Tony and Leck reeling in an Aku
My Dad always says there’s a reason fishing is called fishing instead of catching. While not a stranger to freshwater lake fishing, my first time deep sea fishing was, well, a fishing trip and not a catching trip.
In years past, Kwaj fishermen tell me the fish used to be plentiful here, and they would almost never come back disappointed. More recently, an increase in the number of commercial fishing vessels licensed to operate in the Marshall Islands (e.g., Japanese, Chinese, American) has led to a decrease in success for the locals.
To some extent the fishing in the Marshall Islands depends on the time of year. Not that we really get seasons here, but some fish migrate to (or come from) other parts of the world that do.
After living on Kwajalein for almost two years, a few of the regular fishermen invited me out on a boat to finally go fishing one morning in early April.
It was towards the end of Mahi Mahi season, so they told me, but we still thought we might catch one or two and probably some tuna and/or Ono (aka Wahoo). Two of these guys had been boasting for a while that they went out fishing almost every weekend for the last two years (when they got here), and ALWAYS caught at least one fish. One of them had even recently acquired a giant cooler that was perhaps twice the size of the coolers available to rent at the small boat marina, and got me a small pair of gloves to borrow so that I could pull in one of the hand lines.
The regular setup these guys have is two large poles and two hand lines, one on each side of the stern of the B-boat (the 22-foot twin-engine powerboats available for rent on Kwaj).
We set out trawling up the west reef of the atoll, anywhere from about a half-mile away from the islands to a mile or two out in the ocean (the rental boat limit is 3 miles oceanside). As you can probably guess from the build up, we tried our best and occasionally changed lures, but ultimately came away skunked. I didn’t feel too bad as it was still a nice morning out, but the guys felt terrible (“first time!”) and dreaded the “walk of shame” up the dock with an empty cooler and no fish to clean.
Once back at the marina, we were slightly consoled by the fact that the most any of the other boats caught was three.

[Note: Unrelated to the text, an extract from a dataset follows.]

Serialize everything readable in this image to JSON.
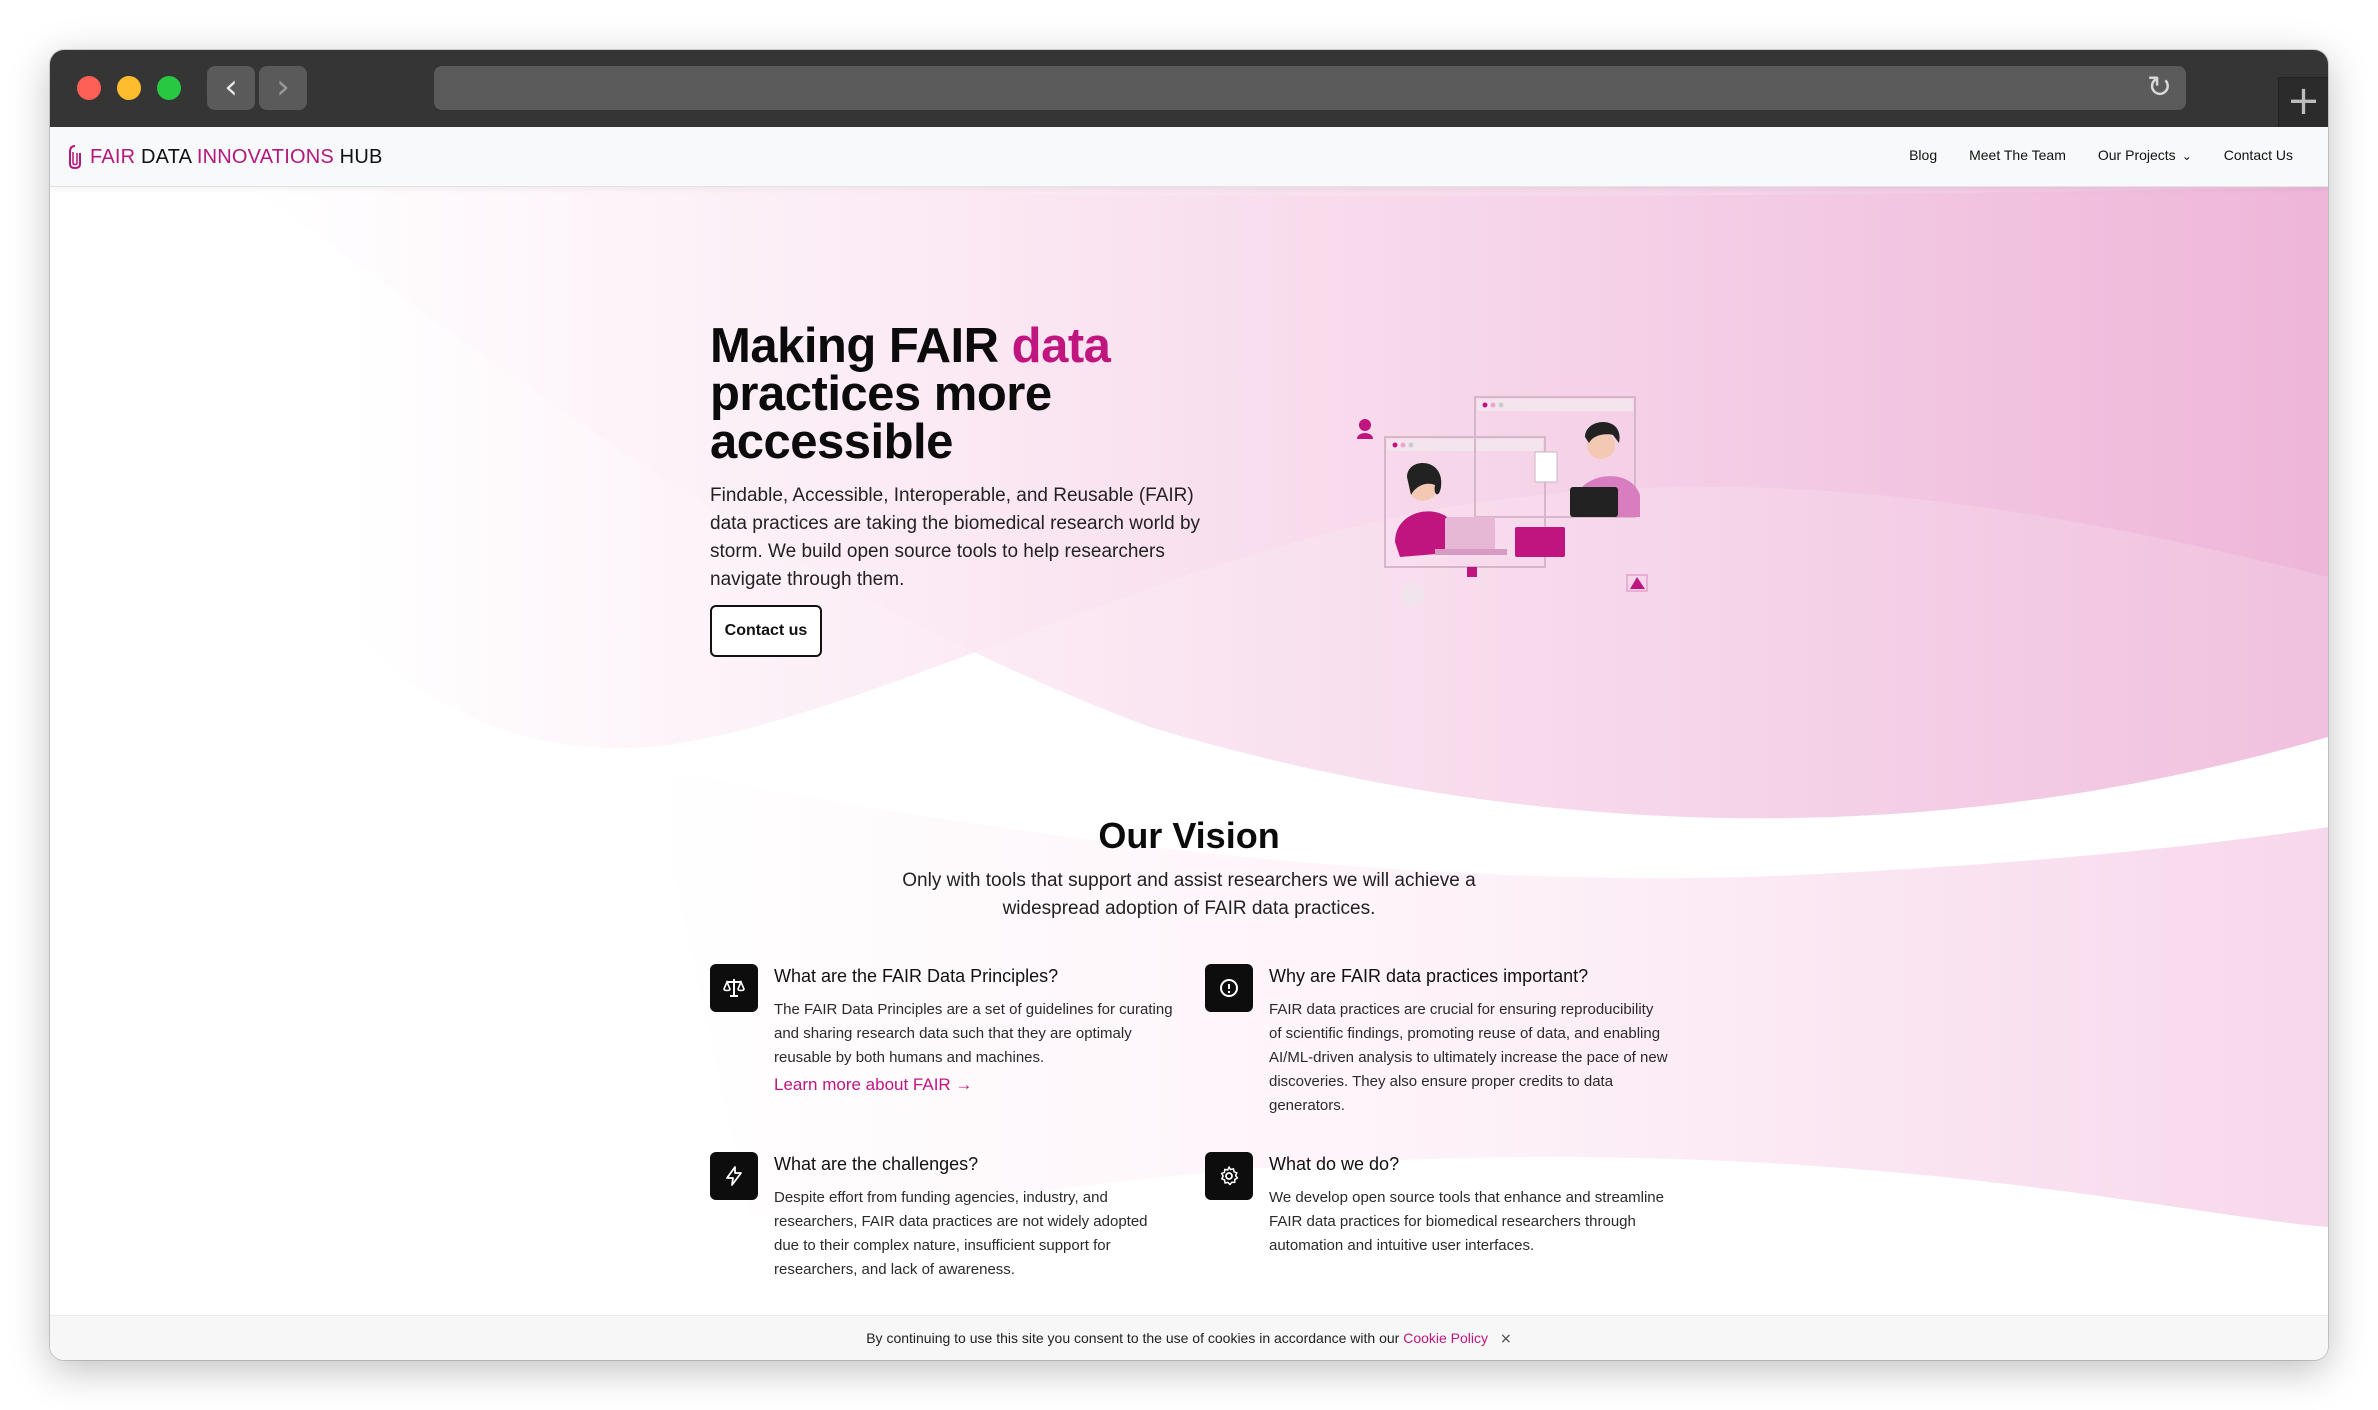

Sadly we couldn’t even say we got a hit on a line but the fish got away.
Hawaiian Spinner Dolphins, Kwajalein Atoll
The next weekend, I had to go with them again and hopefully actually catch something.
As soon as we went outside SAR Pass (the nearest ocean pass, on Kwaj’s west side), we came across a huge pod of spinner dolphins!!
I was thrilled to the core, and kneeled down at the bow of the boat to try to get close up shots (sadly with just my cheap point-and-shoot as I didn’t risk my DSLR). I had seen dolphins once or twice before from the shore, but they were always a ways off. The spinner dolphins we have here like to jump out of the water and spin around their long axis, which can make quite the show if there are a few showing off.
I had heard people say that the dolphins seem to love powerboats, and swim right alongside the boat, but I had never witnessed this until that day. Surrounded by an estimated 150 or so dolphins, I knew the day was going to be a good one. The water was literally THICK with them, and they liked to get right up under us and so close that I was a bit afraid for them, but they were fearless. That right there made the trip for me.
Not long after the dolphins disappeared, rather as suddenly as they appeared, we got a hit on one of the hand lines, and to our delight brought in a Mahi Mahi.
Excited to have the monkey off our back, we were in high spirits but still had to wait a while before our next bite.
This time we brought in an Aku (Hawaiian name for a Skipjack Tuna) on one of the poles. Akus are quite feisty, and as soon as one of the guys tossed it in the cooler, it started rapidly vibrating and making quite the racket, especially with all that space.
After trawling around for a while and changing lures again, we suddenly got a hit from a marlin!! One of the guys started to reel in the pole, but it was just playing with us and got away. After another minute, it hit a handline. Our boat driver even saw it crest the water, so we knew for sure it was a marlin.
Sadly the marlin never did take a good bite, so we lost it, but it sure gave us some excitement for a few minutes. We even saw its bill frayed the end of the hand line, which was interesting.
We finally had to head back to the marina as our boat’s rental time was up. While the guys might have been a little disappointed we didn’t have much more luck than just the two fish, after the previous week we were glad to have at least caught something for dinner.
Hanging onto a couple of heavy fish (especially the mahi, on the right), thinking “don’t drop, don’t drop, don’t drop them!”
I had another wonderful day, from the dolphins, to the fish we caught, to the excitement of the marlin, to another fine day with friends, and a most delicious grilled fish dinner outside on a lovely tropical evening!
Nurse Sharks at the marina, devouring discarded bits of the fish
For a few more photos of the fishing adventure, see my Kwajalein Atoll Fishing Flickr set.